As anthropogenic change continues to alter ecosystems worldwide, humans are experiencing more frequent outbreaks of novel and emerging infectious diseases. Effects of the recent outbreaks of Zika virus have the potential to drastically change the structure of human populations. For mosquito-borne diseases like Zika, a popular method for controlling disease is to reduce the number of breeding sites available to mosquito vectors. We present a mathematical model exploring how the synchronicity of these treatment efforts between four subdivisions of the landscape affect the size of an epidemic. These subdivisions represent local municipalities that are likely to enact control efforts independently and without coordination.
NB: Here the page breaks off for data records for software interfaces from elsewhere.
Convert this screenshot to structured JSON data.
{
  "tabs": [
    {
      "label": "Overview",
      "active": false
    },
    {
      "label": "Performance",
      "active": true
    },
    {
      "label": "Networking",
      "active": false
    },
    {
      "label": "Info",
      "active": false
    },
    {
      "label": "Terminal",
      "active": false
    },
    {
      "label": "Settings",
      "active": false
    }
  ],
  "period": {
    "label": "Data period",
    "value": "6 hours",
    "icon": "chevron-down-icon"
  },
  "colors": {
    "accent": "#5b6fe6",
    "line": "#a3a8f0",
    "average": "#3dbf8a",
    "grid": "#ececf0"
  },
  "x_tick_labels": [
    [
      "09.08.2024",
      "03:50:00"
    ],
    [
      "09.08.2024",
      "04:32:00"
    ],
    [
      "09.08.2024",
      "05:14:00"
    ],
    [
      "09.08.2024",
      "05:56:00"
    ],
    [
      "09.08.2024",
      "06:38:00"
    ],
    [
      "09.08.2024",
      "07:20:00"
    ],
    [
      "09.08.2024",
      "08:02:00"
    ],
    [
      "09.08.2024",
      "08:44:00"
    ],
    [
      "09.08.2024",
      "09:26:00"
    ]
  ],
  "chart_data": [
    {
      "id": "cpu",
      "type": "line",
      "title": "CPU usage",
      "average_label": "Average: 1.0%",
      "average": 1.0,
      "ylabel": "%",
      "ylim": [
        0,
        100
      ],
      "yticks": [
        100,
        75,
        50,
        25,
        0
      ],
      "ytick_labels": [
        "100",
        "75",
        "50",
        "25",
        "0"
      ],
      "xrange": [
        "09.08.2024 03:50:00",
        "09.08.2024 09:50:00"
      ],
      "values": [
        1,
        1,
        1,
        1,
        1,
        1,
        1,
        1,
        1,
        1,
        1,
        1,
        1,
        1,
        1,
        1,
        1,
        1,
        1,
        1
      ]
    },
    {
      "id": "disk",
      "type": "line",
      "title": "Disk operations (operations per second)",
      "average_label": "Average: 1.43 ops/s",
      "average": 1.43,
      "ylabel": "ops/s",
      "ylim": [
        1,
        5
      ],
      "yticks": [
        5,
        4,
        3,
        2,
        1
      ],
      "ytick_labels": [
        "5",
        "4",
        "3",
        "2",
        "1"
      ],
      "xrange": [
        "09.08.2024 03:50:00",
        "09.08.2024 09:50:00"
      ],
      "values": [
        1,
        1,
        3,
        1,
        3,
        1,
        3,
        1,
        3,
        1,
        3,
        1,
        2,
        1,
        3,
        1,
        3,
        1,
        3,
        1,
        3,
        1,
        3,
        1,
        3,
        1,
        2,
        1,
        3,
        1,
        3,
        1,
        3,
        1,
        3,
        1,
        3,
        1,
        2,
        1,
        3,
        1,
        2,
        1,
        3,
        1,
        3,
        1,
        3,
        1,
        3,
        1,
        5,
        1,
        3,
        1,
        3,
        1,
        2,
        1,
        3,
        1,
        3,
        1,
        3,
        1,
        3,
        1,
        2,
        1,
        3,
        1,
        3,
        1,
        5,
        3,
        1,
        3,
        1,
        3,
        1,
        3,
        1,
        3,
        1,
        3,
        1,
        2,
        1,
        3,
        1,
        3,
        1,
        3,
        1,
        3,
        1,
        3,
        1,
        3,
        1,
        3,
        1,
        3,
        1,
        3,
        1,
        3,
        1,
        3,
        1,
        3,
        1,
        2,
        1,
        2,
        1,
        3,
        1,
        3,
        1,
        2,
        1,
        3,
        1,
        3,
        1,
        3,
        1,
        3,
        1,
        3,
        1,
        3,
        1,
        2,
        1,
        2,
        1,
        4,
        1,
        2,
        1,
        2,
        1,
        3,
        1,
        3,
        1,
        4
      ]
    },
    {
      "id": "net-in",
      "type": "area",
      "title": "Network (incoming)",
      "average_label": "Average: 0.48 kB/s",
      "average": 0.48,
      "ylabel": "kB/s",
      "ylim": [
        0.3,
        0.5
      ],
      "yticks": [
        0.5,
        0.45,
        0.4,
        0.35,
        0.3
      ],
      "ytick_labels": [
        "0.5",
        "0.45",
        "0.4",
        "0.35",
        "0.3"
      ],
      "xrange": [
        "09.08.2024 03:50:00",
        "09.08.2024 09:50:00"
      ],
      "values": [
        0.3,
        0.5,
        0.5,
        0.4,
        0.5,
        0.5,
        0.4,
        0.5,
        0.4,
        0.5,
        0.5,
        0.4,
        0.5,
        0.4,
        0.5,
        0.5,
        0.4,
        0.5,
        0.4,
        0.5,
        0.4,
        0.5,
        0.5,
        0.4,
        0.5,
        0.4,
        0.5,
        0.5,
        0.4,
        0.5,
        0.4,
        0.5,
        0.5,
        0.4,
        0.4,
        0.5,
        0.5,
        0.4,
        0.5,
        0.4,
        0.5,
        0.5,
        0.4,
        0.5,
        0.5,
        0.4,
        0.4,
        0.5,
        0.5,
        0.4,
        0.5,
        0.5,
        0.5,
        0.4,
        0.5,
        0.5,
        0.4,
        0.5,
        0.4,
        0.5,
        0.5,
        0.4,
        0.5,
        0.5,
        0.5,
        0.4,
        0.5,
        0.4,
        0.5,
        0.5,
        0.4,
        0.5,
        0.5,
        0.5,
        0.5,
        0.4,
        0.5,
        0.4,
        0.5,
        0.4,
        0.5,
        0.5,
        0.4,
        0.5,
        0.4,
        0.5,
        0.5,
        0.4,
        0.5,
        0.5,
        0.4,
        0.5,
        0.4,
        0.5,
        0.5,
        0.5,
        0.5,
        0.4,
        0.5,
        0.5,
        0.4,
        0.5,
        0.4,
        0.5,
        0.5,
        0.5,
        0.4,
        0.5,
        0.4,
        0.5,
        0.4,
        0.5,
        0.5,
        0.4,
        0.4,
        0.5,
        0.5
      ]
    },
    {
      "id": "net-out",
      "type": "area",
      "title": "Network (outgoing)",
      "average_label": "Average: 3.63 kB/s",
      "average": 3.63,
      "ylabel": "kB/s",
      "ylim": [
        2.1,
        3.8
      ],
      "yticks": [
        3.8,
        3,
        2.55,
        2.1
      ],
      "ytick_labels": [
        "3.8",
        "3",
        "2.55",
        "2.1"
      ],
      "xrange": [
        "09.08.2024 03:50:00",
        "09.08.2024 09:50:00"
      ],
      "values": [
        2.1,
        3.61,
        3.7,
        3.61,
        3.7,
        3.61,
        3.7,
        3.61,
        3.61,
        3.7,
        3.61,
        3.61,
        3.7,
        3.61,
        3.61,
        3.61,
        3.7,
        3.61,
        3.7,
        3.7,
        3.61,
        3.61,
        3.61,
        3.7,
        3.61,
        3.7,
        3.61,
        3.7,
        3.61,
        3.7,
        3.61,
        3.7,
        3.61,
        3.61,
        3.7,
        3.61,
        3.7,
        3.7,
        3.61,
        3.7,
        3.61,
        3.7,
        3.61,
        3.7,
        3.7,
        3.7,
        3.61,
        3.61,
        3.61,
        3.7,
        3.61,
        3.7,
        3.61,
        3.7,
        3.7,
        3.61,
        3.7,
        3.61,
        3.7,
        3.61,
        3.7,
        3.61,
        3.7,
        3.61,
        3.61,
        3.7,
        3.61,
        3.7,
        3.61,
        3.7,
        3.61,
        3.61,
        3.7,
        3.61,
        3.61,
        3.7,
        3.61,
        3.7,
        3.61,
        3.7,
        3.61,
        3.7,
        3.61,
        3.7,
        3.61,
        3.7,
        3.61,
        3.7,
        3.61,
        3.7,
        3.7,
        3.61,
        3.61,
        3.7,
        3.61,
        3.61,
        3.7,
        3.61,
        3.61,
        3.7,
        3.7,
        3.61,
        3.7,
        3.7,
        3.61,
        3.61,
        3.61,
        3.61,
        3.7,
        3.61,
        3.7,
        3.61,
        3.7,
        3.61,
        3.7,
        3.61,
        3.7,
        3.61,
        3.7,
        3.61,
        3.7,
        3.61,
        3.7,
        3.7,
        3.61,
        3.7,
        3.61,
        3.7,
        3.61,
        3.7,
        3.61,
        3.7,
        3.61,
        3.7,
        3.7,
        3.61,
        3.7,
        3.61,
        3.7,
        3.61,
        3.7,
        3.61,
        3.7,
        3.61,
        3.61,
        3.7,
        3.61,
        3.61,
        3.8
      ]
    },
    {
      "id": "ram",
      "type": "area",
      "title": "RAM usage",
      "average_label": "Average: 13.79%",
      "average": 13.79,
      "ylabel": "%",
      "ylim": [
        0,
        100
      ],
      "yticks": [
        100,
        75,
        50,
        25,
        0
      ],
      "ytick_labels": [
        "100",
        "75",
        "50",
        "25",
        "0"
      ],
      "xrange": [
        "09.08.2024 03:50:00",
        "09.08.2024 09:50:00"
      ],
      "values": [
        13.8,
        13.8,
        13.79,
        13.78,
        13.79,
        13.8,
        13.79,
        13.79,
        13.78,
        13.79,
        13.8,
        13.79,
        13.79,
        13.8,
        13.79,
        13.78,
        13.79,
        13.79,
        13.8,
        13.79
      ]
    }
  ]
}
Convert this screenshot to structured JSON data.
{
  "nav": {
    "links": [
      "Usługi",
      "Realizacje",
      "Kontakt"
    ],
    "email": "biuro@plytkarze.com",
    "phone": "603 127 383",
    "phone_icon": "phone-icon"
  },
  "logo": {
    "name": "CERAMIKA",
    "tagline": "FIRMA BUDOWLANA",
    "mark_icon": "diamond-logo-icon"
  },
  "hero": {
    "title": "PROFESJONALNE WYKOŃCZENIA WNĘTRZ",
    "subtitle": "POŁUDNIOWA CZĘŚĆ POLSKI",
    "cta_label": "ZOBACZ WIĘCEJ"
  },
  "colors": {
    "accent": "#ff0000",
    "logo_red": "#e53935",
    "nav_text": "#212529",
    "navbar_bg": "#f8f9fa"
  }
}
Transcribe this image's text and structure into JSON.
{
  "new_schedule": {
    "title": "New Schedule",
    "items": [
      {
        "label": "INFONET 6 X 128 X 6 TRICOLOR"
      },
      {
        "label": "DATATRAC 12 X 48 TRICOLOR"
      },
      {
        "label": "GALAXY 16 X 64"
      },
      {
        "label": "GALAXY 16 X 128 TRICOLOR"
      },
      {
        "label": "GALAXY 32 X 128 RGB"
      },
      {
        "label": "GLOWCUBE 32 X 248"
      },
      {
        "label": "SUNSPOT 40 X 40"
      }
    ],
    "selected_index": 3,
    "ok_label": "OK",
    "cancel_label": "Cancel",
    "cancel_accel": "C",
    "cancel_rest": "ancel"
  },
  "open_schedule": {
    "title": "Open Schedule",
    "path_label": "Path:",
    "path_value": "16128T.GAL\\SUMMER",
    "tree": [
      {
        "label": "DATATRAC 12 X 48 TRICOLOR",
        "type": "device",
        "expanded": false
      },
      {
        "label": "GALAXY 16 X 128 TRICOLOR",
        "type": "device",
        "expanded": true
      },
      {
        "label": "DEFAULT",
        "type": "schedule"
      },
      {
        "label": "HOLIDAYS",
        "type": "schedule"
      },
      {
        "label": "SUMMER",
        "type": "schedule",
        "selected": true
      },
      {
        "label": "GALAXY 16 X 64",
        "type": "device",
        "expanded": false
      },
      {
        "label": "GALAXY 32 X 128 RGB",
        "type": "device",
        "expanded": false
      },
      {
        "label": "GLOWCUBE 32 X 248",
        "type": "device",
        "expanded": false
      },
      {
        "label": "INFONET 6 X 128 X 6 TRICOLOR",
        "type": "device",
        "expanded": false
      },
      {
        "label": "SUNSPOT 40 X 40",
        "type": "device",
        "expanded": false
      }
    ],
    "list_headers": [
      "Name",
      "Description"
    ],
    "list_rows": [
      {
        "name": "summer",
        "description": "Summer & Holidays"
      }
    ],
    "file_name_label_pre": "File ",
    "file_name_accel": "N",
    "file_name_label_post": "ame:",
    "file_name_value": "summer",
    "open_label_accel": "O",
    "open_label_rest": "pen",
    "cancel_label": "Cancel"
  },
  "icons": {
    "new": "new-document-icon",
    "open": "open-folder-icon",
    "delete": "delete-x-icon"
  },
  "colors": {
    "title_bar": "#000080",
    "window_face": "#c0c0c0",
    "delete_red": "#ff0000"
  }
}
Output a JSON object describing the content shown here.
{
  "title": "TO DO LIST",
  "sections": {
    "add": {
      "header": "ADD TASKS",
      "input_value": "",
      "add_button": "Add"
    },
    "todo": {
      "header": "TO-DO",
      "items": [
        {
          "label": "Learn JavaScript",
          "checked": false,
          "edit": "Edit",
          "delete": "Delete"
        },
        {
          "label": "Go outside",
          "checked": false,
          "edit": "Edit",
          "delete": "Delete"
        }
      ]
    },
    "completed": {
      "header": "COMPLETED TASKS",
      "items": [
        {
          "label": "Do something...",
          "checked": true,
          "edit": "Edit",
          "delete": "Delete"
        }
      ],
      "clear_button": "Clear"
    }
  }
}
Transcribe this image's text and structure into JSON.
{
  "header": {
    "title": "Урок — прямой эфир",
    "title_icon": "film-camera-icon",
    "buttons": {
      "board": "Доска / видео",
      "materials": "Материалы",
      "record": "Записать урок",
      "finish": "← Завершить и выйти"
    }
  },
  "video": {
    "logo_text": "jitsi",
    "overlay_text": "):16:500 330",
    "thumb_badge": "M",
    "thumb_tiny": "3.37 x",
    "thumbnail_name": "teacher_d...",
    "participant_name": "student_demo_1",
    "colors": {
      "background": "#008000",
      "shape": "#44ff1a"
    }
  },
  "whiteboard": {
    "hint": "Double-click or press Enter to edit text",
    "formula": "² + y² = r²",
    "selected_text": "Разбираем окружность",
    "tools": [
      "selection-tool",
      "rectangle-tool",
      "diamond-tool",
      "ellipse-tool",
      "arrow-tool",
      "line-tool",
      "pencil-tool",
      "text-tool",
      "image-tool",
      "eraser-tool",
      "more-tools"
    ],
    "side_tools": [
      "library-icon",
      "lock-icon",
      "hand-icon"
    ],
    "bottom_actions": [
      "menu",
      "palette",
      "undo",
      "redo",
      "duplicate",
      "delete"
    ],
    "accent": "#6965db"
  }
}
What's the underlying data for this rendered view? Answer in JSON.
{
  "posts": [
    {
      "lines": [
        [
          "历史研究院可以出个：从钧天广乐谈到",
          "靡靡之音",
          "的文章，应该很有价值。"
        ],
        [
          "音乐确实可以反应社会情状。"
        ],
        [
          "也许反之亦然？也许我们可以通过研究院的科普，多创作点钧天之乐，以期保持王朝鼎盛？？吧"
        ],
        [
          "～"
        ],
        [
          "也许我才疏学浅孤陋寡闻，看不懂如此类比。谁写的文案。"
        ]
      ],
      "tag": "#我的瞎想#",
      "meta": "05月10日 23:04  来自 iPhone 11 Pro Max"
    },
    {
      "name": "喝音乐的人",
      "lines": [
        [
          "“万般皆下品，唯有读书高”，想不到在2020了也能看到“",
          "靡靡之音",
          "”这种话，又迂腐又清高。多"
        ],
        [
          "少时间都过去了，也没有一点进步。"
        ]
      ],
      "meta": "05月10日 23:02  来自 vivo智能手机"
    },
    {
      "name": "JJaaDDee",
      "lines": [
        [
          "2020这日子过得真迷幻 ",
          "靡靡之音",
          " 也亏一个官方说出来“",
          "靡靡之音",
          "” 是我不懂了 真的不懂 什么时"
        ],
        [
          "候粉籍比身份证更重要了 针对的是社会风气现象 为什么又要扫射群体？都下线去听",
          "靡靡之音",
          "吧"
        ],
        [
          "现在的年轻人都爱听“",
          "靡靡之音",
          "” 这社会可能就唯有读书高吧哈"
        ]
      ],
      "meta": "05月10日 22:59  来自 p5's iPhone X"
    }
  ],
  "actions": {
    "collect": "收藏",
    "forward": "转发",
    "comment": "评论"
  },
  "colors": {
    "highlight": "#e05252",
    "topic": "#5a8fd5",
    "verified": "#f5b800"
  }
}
More people become infected with Zika when treatment rates are equal between all parts of the landscape (synchronicity is high) than when treatment rates differ between subdivisions. These results suggest that local municipalities will need to coordinate their treatment efforts to reduce synchronicity in order to more effectively reduce vector population sizes and control Zika outbreaks. These principles can also be applied to reduce the severity of other emerging vector-borne diseases.